Determinants of elasticity

Basic principle: greater ability or willingness to substitute other goods→demand is more  elastic

1. Nature of product; luxuries are more elastic than necessities

Ex) electricity: 0.19, medical care: 0.3, movies: 3.69, foreign travel: 1.77

Iwasaki 9

2. Narrowness of market definition; if the market is defined narrowly, it becomes more  elastic

Ex) elasticity for "fruit" would be more elastic than "food"

3. Time horizon; the longer we wait after price change, the more elastic is demand Ex) gasoline in short run: 0.26, in long run: 0.58

4. Importance in buyer's budgets; the larger the percentage of our budget spent on a good,  the more elastic is demand

Ex) a spike in rent would cause people to look for another apartment or search for a  roommate, while people would still buy the same tabasco despite a spike in price Elasticity and total revenue (total expenditure)


Mass transit:

P↑ = QD↓ = TR↑

Iwasaki 10

If the price is inelastic→ price goes up by 10%, quantity demanded goes down less than  10%, total revenue will go up.

Illegal drugs

60-70% of economists say that all drugs should be legal

Illegal drugs are inelastic to price = the higher the price, the higher the revenue Because drugs are illegal:

Drug war rises the price (which rises the total expenditure)

Addicts commit crime to pay for addiction

Turf wars and police corruption happen because so much money is at stake Unnecessary deaths due to impure substances

Page Expired
It looks like your free minutes have expired!
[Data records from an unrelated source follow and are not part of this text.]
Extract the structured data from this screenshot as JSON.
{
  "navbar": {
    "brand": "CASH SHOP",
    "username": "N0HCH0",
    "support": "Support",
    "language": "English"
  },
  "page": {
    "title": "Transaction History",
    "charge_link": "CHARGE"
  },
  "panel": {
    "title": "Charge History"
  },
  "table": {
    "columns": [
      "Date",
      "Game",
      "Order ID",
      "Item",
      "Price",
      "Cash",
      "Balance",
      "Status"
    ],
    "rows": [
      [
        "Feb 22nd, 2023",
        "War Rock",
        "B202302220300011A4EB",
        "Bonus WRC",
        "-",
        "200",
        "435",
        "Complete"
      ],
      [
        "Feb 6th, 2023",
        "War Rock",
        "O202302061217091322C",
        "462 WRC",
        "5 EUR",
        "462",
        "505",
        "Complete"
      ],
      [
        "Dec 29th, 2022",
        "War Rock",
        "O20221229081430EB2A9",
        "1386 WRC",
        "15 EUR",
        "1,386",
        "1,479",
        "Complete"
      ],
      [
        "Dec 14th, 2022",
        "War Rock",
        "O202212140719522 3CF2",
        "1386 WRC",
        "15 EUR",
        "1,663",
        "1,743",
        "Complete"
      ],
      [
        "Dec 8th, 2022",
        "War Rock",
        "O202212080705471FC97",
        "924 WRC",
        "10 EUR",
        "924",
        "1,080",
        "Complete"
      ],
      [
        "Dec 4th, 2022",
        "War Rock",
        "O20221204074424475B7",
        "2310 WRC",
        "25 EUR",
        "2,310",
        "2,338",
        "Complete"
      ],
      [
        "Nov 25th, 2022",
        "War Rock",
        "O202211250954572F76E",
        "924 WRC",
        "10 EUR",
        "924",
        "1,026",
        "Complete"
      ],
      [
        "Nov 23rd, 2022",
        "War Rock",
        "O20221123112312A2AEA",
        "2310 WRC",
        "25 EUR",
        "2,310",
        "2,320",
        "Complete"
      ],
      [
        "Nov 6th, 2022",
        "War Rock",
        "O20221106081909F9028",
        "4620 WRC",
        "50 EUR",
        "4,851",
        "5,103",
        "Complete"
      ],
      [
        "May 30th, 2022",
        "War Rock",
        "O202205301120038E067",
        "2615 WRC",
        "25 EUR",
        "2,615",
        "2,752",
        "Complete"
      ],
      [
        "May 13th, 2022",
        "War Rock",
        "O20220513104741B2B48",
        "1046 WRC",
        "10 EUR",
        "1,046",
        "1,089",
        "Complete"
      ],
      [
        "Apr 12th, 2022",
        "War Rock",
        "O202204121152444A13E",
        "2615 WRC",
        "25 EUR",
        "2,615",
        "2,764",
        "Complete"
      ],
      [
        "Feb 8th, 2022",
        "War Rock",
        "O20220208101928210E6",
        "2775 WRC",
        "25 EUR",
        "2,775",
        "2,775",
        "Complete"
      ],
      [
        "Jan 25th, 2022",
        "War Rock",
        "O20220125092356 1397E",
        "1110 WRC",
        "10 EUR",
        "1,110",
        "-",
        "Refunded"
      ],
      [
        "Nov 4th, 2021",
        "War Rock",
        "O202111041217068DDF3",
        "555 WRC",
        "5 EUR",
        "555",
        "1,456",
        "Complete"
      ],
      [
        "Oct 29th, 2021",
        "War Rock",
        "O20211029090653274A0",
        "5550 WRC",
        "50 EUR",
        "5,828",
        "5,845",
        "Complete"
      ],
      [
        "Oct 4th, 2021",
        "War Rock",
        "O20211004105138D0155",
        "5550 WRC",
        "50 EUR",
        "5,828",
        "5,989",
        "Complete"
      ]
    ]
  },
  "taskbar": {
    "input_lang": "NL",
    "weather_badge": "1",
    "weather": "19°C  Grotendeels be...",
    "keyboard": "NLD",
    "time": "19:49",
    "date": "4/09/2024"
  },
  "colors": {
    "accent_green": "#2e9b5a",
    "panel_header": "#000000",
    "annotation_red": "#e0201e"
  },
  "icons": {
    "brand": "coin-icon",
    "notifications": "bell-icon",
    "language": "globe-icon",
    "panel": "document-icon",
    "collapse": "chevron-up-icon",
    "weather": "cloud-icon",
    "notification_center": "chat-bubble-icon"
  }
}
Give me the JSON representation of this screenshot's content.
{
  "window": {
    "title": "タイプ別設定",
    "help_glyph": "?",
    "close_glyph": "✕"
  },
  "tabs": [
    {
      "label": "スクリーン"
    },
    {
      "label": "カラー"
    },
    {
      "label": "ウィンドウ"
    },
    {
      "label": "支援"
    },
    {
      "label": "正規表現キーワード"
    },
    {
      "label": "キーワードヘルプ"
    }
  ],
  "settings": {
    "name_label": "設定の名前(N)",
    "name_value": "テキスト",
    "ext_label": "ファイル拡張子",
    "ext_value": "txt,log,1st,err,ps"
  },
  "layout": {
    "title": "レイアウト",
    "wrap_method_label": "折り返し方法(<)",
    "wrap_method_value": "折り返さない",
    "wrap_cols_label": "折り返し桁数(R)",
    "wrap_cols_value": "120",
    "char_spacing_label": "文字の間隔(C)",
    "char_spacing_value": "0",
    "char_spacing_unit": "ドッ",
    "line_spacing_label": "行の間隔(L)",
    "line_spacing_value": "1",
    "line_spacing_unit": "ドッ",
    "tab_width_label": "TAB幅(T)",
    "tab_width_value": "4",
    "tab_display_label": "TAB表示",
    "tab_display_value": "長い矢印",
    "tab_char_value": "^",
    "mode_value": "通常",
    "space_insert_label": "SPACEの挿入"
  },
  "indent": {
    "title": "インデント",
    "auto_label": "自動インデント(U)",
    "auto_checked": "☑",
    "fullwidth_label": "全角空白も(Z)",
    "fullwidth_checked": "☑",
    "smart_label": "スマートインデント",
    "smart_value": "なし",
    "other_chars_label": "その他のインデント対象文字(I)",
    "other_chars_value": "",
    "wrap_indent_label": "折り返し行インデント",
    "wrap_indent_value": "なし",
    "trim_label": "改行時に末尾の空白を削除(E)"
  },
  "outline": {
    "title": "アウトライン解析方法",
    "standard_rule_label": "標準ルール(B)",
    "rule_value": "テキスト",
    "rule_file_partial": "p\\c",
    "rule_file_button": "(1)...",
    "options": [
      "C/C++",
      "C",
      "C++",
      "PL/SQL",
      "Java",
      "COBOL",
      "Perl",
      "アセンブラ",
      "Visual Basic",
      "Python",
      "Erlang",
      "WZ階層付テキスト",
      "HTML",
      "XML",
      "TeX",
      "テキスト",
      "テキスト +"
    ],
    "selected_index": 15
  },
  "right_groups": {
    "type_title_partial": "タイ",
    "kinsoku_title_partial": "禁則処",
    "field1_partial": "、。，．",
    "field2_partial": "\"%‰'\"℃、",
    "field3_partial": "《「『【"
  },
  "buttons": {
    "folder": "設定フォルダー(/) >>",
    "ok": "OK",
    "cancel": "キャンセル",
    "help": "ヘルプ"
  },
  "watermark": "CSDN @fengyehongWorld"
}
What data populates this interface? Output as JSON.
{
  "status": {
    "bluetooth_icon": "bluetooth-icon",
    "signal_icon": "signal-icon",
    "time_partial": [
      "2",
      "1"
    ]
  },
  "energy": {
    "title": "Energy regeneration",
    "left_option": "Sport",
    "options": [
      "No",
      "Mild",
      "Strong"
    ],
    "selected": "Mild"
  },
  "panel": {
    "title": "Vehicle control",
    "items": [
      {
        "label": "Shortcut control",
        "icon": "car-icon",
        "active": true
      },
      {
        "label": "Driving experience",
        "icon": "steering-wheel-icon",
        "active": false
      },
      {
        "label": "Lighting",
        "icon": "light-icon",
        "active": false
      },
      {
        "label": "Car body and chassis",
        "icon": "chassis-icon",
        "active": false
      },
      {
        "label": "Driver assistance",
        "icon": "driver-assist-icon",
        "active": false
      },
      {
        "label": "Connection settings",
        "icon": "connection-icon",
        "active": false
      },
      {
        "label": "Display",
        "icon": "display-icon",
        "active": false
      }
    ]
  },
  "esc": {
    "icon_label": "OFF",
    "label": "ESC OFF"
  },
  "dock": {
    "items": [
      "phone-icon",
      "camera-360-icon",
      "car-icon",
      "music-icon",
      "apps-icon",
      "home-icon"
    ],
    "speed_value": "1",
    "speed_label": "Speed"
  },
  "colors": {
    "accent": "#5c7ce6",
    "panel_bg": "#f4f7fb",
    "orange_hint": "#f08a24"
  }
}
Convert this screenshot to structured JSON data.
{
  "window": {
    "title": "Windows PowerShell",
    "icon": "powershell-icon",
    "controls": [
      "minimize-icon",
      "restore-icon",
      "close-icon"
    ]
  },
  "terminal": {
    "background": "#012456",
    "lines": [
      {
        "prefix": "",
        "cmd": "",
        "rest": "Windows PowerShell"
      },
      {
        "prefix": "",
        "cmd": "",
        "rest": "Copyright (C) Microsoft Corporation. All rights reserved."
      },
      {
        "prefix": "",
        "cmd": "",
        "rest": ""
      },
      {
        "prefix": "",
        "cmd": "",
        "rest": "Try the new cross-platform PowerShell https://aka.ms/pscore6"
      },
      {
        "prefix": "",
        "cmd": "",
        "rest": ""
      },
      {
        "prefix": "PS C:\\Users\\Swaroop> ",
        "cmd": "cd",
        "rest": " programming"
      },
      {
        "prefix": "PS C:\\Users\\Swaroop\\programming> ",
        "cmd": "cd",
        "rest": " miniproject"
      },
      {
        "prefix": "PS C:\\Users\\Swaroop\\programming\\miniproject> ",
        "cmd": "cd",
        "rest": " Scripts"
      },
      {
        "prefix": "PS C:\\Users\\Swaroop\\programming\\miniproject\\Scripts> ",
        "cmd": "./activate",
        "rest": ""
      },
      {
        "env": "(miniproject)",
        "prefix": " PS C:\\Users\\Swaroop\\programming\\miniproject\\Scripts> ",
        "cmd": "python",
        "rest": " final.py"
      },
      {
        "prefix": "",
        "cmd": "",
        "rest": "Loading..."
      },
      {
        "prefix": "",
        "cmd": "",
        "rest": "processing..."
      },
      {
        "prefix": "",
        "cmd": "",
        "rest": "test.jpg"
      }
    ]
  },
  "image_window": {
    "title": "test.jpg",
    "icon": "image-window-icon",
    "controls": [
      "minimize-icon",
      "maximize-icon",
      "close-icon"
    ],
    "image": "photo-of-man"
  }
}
Lucky for you we have all the content you need, just sign up here